• [ASSIGNMENT]:
Line filter on the word "name": copy each matching line from the entries.

---- PROVIDED MATERIAL

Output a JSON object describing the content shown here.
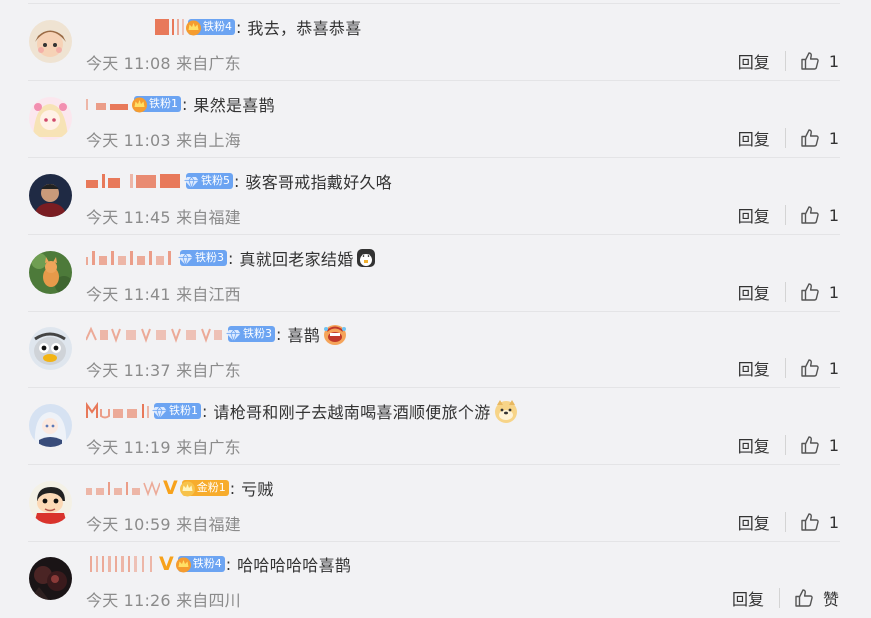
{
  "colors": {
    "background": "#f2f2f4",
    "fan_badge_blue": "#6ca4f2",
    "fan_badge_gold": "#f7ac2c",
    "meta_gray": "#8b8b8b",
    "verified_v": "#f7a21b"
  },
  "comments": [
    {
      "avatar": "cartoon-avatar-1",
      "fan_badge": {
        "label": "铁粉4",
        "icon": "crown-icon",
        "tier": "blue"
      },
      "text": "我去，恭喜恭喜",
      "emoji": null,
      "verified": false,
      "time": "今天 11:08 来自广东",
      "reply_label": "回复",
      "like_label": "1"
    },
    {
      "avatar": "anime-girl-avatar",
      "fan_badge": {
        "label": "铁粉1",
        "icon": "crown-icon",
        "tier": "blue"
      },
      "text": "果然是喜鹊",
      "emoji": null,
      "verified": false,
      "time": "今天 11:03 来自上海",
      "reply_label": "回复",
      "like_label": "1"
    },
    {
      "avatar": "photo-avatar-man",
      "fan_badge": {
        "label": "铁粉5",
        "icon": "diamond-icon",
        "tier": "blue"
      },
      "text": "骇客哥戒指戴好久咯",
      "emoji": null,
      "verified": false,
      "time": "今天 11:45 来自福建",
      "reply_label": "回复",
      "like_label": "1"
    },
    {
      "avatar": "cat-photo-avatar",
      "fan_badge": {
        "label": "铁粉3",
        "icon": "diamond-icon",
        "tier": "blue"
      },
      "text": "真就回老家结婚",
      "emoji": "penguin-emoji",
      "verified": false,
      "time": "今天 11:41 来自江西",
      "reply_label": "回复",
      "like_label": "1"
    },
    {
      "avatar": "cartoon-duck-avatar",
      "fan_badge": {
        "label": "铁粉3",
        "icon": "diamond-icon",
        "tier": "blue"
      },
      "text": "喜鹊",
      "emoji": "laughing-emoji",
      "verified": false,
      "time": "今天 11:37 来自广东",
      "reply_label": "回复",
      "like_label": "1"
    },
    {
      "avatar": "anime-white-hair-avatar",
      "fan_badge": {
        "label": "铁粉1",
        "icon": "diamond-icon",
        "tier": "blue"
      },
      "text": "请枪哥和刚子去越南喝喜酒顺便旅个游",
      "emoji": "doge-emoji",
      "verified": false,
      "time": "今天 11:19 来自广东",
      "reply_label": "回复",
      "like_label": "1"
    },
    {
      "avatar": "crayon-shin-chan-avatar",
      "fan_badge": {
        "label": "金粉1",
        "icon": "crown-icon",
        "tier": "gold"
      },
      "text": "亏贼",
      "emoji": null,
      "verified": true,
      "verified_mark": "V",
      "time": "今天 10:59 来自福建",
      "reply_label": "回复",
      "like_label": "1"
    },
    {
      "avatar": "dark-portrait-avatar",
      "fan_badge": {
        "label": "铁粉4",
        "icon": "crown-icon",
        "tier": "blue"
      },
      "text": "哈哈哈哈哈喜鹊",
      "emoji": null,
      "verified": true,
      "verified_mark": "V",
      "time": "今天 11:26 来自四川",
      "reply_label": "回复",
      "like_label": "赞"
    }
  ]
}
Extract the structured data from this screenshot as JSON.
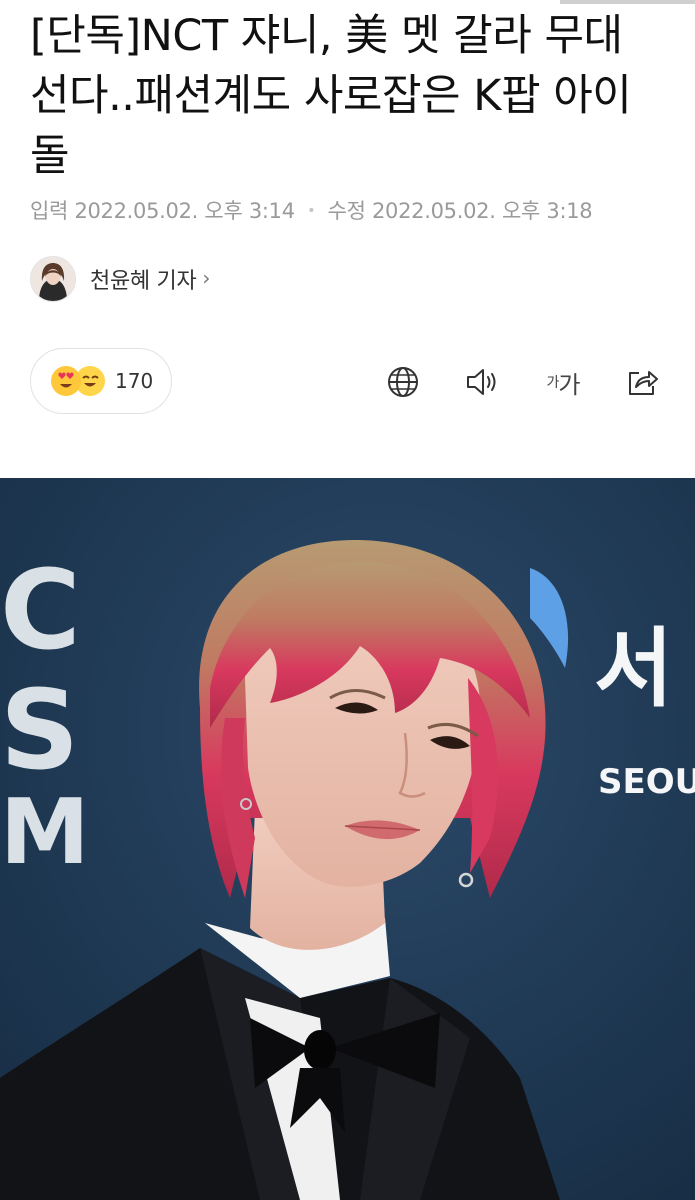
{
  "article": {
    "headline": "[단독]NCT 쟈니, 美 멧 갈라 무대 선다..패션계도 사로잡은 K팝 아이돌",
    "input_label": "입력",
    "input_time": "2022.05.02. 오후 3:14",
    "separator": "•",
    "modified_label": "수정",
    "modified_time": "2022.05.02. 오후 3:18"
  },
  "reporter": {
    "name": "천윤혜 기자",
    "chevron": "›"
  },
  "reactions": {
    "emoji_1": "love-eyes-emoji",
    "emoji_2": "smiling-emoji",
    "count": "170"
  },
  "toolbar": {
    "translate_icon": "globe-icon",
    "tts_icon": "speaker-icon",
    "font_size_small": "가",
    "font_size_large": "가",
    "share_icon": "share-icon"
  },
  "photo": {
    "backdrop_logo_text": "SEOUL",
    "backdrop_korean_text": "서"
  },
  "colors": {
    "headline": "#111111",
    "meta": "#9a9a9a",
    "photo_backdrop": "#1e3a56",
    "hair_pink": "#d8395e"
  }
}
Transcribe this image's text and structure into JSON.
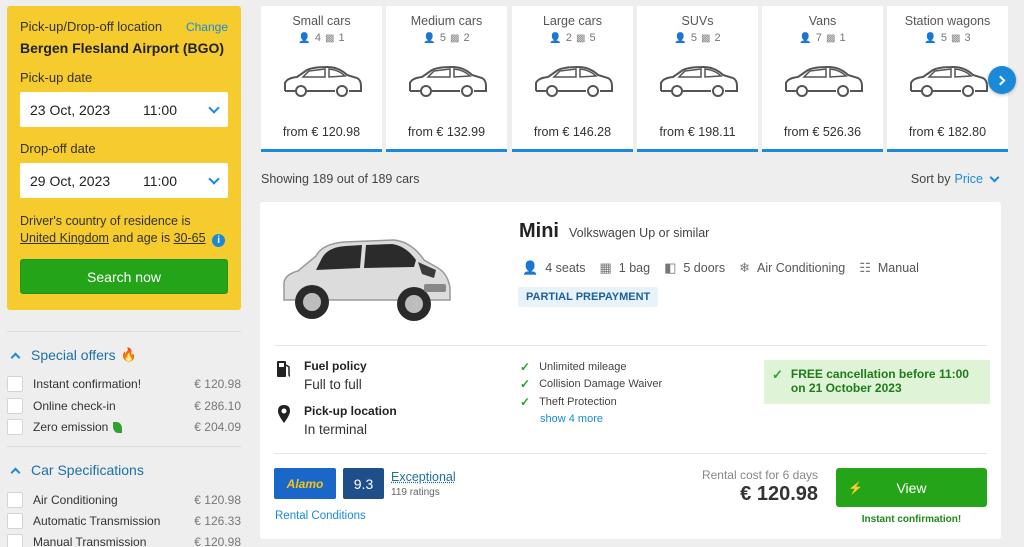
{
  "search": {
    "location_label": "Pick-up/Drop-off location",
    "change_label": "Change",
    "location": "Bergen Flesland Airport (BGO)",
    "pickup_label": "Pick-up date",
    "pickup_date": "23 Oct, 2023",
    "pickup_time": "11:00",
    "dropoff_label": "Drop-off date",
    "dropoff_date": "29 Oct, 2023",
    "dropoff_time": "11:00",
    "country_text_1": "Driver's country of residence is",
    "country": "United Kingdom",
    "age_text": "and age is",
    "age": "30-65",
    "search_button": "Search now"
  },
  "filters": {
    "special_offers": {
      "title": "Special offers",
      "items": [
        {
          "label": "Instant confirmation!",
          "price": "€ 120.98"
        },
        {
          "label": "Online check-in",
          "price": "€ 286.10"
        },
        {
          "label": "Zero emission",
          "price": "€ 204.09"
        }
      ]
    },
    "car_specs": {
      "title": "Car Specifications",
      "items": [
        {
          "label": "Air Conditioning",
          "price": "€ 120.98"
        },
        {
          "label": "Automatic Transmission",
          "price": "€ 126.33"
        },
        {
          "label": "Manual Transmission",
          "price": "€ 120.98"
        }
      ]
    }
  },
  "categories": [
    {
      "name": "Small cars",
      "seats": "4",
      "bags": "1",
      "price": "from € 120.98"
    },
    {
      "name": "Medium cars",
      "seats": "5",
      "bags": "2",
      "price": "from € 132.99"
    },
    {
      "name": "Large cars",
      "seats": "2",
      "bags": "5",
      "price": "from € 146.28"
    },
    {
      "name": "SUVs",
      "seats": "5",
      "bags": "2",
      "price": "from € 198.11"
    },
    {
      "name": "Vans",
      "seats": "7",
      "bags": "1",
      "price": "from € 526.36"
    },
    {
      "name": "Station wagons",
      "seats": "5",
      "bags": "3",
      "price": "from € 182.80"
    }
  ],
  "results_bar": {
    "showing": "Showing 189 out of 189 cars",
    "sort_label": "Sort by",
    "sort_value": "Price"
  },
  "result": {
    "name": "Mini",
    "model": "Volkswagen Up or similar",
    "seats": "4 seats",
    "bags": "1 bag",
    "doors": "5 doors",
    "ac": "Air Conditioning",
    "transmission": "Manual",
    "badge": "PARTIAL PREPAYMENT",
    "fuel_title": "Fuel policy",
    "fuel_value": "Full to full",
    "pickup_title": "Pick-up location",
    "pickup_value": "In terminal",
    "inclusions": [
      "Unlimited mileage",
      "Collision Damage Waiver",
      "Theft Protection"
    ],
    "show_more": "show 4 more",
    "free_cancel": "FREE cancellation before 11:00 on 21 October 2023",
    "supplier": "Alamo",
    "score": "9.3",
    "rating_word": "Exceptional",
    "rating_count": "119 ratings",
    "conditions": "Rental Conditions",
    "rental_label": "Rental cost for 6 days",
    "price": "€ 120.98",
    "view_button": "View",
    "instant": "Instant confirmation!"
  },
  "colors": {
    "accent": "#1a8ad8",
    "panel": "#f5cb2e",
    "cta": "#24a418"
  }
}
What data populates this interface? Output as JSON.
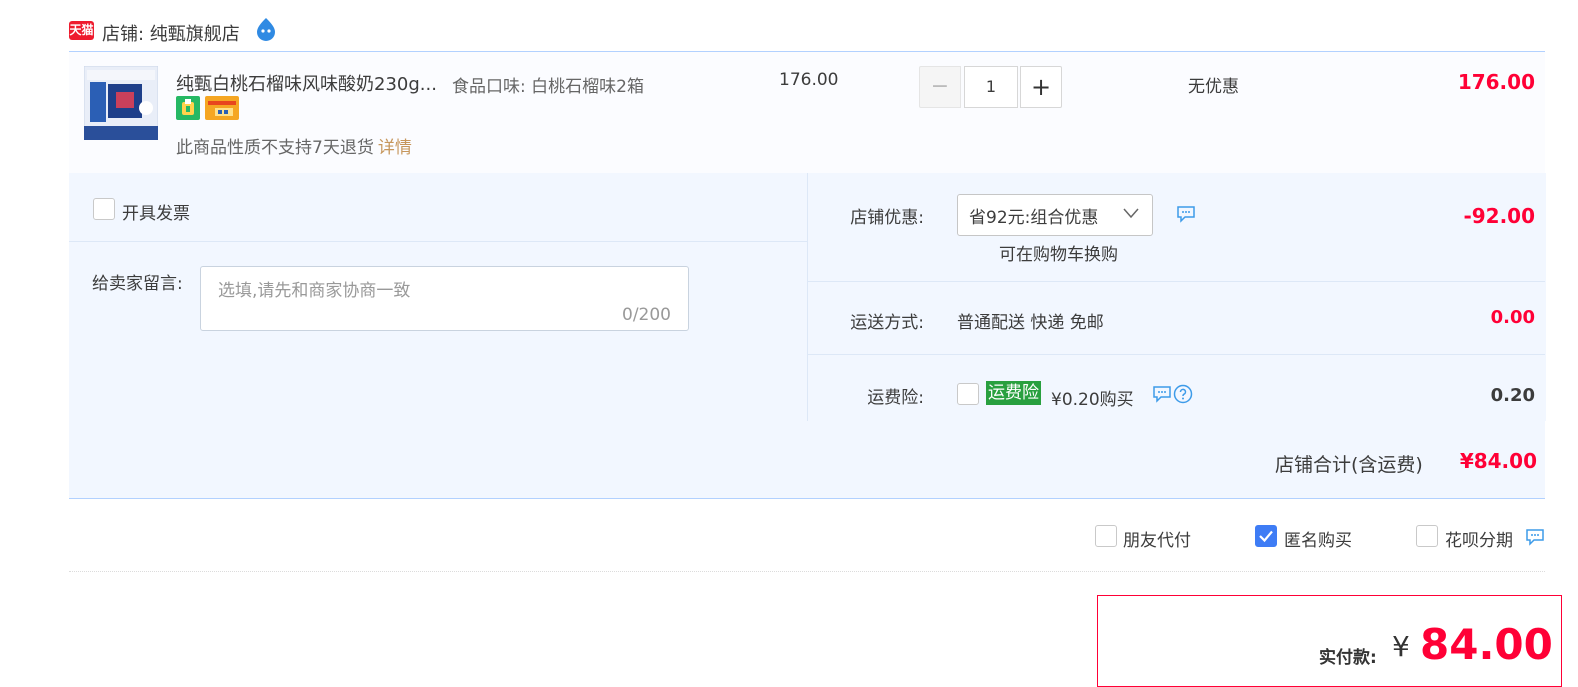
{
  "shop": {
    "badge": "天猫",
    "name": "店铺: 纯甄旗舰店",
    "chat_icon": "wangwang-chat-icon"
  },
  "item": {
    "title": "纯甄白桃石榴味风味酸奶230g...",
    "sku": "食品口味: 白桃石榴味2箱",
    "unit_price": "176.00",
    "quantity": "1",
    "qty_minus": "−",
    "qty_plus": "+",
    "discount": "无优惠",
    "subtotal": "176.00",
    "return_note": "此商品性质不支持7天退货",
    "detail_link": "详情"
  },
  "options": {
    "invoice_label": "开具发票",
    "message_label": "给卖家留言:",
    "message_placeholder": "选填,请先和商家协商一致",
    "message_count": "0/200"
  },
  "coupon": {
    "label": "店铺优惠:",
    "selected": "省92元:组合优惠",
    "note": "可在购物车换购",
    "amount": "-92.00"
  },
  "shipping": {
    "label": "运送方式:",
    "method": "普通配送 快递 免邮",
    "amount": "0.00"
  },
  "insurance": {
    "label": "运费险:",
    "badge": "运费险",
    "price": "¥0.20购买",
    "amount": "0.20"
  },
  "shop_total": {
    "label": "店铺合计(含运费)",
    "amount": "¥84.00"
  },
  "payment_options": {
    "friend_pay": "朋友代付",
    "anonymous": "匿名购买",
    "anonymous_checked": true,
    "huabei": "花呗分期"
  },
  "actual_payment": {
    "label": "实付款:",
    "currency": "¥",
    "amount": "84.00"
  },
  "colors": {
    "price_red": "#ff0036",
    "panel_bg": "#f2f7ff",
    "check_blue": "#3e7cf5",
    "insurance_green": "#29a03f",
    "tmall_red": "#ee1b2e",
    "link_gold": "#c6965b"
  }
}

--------

• [SOLUTION TO THIS TASK]:
    "name": "천윤혜 기자",
      "name": "Small cars",
      "name": "Medium cars",
      "name": "Large cars",
      "name": "SUVs",
      "name": "Vans",
      "name": "Station wagons",
    "name": "Mini",
    "name": "店铺: 纯甄旗舰店",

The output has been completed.